Senator Mike Fasano was contacted by Ms. Ruth Lauro of New Port Richey who was greatly concerned with her home’s cost replacement value as projected by Citizens Property Insurance Company (and the premium that was based on that projection). Citizens estimated that her home would cost $124,000 to replace. Ms. Lauro’s flood insurance company, Midland Mortgage Company, also based its flood premium on the Citizens cost replacement appraisal.
Senator Fasano hired a reputable private appraiser to appraise her home. Below is a copy of that appraisal which places her replacement cost at $89,158, almost 30% lower than Citizens’ appraisal.
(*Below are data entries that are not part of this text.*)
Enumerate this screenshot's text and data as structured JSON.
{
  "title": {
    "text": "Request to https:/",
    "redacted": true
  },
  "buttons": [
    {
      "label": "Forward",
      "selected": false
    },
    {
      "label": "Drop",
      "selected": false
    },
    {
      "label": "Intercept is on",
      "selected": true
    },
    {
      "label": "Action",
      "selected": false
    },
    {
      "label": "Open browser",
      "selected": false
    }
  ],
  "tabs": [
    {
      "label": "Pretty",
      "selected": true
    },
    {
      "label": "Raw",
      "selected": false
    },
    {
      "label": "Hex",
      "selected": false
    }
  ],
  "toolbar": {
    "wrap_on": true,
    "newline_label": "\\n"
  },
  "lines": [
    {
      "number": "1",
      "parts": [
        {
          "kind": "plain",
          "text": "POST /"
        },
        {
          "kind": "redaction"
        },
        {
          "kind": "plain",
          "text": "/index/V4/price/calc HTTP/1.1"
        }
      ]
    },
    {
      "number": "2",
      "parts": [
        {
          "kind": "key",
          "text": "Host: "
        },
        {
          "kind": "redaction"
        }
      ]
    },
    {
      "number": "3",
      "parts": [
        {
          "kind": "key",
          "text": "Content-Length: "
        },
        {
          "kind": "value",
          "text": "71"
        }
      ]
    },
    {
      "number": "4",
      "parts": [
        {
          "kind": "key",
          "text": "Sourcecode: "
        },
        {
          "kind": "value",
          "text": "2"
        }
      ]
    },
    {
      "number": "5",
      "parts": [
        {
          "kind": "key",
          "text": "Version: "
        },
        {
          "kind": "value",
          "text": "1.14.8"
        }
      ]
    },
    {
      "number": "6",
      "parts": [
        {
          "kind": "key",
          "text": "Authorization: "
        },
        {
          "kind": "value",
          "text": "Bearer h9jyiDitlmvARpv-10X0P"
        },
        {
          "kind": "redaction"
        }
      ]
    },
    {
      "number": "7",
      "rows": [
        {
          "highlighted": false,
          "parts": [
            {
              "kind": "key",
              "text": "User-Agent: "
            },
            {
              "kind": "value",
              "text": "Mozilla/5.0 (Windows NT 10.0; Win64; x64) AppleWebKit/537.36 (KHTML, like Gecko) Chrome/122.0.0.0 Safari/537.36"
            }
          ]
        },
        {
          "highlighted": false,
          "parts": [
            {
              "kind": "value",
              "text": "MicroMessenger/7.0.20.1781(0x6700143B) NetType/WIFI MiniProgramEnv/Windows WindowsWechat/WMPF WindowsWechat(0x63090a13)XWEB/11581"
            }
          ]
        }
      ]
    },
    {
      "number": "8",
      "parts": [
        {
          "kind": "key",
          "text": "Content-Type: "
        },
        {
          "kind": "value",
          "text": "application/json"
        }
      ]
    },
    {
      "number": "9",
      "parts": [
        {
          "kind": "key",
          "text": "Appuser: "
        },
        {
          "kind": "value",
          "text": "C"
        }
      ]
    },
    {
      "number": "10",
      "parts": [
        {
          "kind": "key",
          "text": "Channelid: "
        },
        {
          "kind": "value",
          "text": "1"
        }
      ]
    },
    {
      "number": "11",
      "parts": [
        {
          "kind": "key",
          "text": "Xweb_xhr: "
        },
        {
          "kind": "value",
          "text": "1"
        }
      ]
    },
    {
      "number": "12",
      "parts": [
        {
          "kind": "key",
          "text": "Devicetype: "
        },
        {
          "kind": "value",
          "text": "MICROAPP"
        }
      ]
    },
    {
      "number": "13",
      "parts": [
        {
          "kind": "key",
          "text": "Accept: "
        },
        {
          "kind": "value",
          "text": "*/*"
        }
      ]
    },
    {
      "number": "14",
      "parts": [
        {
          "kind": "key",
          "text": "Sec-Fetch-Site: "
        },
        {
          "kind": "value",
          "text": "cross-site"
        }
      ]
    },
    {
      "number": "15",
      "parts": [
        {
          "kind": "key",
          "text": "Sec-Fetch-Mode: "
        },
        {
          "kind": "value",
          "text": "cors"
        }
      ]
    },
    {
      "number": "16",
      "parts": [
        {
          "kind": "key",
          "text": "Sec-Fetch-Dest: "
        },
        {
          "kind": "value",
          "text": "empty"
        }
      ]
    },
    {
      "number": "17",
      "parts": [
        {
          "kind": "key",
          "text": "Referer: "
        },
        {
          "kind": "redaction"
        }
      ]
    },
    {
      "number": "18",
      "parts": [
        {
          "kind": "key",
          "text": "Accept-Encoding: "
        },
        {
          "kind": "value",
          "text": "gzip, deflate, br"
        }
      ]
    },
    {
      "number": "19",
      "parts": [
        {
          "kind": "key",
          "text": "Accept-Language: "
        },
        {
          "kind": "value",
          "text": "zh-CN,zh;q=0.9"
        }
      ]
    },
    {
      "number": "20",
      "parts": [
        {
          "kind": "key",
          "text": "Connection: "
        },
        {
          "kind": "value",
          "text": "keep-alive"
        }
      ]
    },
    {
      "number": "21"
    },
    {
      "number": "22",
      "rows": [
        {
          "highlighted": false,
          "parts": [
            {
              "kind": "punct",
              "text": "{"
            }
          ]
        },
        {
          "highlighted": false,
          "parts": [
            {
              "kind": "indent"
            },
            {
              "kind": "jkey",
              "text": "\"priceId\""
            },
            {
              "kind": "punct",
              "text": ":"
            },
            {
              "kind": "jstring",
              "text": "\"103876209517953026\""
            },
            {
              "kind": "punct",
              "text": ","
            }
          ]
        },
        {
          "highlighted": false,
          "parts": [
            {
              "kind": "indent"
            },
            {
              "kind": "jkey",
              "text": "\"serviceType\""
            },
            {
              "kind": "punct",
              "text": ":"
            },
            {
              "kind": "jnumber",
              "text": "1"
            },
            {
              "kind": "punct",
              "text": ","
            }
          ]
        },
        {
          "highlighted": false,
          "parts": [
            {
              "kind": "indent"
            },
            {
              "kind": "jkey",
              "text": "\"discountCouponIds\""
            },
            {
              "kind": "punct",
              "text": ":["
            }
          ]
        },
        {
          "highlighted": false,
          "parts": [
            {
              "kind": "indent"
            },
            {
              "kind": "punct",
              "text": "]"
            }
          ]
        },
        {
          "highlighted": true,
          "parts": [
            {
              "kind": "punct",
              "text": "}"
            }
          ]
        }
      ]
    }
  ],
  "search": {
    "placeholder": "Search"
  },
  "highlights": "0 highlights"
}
The appraiser reported to Senator Fasano that his projection was on the high side because he included demolition and debris removal as part of his cost projection. The appraiser also included two builders’ price sheets which strongly contradict Citizens’ projections as well.
Ms. Lauro is an 82 year old woman on a fixed income who will be economically devastated if the current premiums remain in effect. Senator Fasano previously sent a letter to Midland Mortgage asking for a reconsideration of Ms. Lauro’s premium. Armed with the new data supplied by the appraiser, Senator Fasano sent a second letter on January 5, 2012 to Midland. Additionally, Senator Fasano will be soon be sending a letter to Citizens asking that they immediately reduce her replacement cost estimate so that her insurance premium can be reduced as well.
Ms. Lauro’s situation is an example of a widespread problem facing Citizens policyholders who are finding themselves paying premiums based on extraordinarily high cost replacement estimates. In Ms. Lauro’s case her flood insurance premium is also inflated due to the fact that it was based on that faulty cost replacement estimate.
Senator Fasano has filed property reform legislation that includes a provision that Citizens must accept a private appraisal if it shows that the replacement cost is less than the replacement cost estimated by Citizens. This provision puts into statute a long-standing practice that Citizens recently dropped in what many have seen as a way to increase premiums.